The 5 health domains assessed by the generic house status utility instrument EQ-5D-5L are mobility, self-care, usual activities, pain/discomfort, and anxiety/depression. These domains are rated on a Likert-type scale, with 5 options: no problems, slight problems, moderate problems, severe problems, and extreme problems. VAS is rated from 0 to 100 for overall health.

Changes in utility index scores and visual analogue scale (VAS) from baseline both during treatment and at the end of treatment (EOT) favored cabazitaxel. The least squares mean difference ranged from 0.04 to 0.08 (0.05 at EOT) for utility index and 1.6 to 6.4 (5.9 at EOT) for VAS between cabazitaxel versus AR-targeted therapy. Both groups had a 0.70 mean utility score at baseline, and comparable VAS of 65.8 for cabazitaxel versus 66.3 for AR-targeted therapy.

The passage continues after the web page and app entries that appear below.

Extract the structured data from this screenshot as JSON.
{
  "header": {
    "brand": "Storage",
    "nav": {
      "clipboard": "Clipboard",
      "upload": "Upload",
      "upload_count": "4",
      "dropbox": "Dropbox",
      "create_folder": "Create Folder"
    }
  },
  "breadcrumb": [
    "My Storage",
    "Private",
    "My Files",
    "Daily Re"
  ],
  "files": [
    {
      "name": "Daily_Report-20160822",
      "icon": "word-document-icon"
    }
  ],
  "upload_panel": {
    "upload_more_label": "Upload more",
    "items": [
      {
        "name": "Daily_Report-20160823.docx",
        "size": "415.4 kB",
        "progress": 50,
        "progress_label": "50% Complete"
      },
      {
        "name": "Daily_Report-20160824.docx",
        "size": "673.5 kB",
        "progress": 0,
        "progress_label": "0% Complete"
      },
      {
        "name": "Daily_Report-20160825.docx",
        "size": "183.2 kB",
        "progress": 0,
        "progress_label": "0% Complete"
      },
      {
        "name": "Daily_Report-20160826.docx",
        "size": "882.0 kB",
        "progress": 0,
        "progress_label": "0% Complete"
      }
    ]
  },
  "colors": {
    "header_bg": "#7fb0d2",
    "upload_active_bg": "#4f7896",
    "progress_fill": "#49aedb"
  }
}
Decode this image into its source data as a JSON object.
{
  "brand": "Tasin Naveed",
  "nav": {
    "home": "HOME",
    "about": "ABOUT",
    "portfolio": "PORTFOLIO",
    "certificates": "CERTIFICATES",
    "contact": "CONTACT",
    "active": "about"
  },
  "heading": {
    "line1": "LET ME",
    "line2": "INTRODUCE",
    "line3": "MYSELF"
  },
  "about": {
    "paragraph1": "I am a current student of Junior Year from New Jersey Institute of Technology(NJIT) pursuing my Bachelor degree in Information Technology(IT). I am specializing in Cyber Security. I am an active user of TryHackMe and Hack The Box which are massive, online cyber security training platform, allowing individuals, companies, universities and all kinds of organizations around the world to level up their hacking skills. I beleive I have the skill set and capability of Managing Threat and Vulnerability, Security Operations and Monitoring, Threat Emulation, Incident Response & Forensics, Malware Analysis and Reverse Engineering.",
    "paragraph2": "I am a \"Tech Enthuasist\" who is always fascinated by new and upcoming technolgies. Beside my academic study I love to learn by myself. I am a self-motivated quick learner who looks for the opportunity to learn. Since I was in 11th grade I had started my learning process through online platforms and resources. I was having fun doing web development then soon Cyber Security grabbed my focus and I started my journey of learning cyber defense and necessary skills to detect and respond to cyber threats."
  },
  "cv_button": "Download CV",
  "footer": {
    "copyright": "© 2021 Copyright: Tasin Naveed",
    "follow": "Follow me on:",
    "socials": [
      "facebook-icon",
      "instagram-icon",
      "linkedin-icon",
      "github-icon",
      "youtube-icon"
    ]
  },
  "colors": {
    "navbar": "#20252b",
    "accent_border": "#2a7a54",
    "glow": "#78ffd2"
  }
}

Of patients given cabazitaxel, 45 patients (39.1%) reported moderate-to-severe or extreme pain/discomfort evaluated by EQ-5D-5L at baseline; 47 (40.9%) reported the same with AR-targeted therapy.

“Changes in VAS and utility score of EQ-5D-5L numerically favored cabazitaxel,” Kramer, of the University Hospital of Urology in Vienna, Austria, said during his presentation, said of the data. “Results support the use of cabazitaxel over abiraterone or enzalutamide as a standard of care in patients previously treated with docetaxel who progressed within 12 months with alternative AR-targeted therapy.”

The CARD trial enrolled 255 patients,2 230 of whom were evaluable for EQ-5D-5L.1

In previously reported results of CARD, cabazitaxel significantly improved median radiographic progression-free survival (rPFS) by over 4 months (8.0 months with cabazitaxel vs 3.7 months with abiraterone or enzalutamide; HR, 0.54; 95% CI, 0.40-0.73; P <.001). Median overall survival (OS) with cabazitaxel was 13.6 months compared with 11.0 months for patients receiving abiraterone or enzalutamide (HR, 0.64; 95% CI 0.46-0.89; P =.0078).2

CARD was a multicenter, randomized, open-label study of patients with mCRPC who had progressed within 12 months of receiving AR-targeted therapy before or after docetaxel. The stratification factors were ECOG performance status, time to progression on prior alternative AR-targeted therapy, and timing of AR-targeted therapy.

Patients were randomized 1:1 to cabazitaxel every 3 weeks plus prophylactic G-CSF versus abiraterone or enzalutamide once daily. The median follow-up was 9.2 months and the primary end point was rPFS. Secondary end points included OS, progression-free survival, prostate-specific antigen response, and tumor response.

At baseline, 34.9% of patients in the cabazitaxel arm were 75 years or older versus 27.0% in the abiraterone or enzalutamide arm. About 83.3% and 88.0% had bone metastasis, respectively. Most patients had pain progression at randomization in both arms.

References:

1. Kramer G, Sternberg CN, Fizazi K, et al. Effect of cabazitaxel vs abiraterone or enzalutamide on patient-reported outcomes in metastatic castration-resistant prostate cancer: a pre-planned EQ-5D-5L analysis of the CARD study. J Urol. 2020;203(suppl 4; abstr PD16-08):e366. doi: 10.1097/JU.0000000000000859.08

2. de Wit R, de Bono J, Sternberg CN, et al. Cabazitaxel versus Abiraterone or Enzalutamide in Metastatic Prostate Cancer. N Engl J Med. 2019;381(26):2506‐2518. doi:10.1056/NEJMoa1911206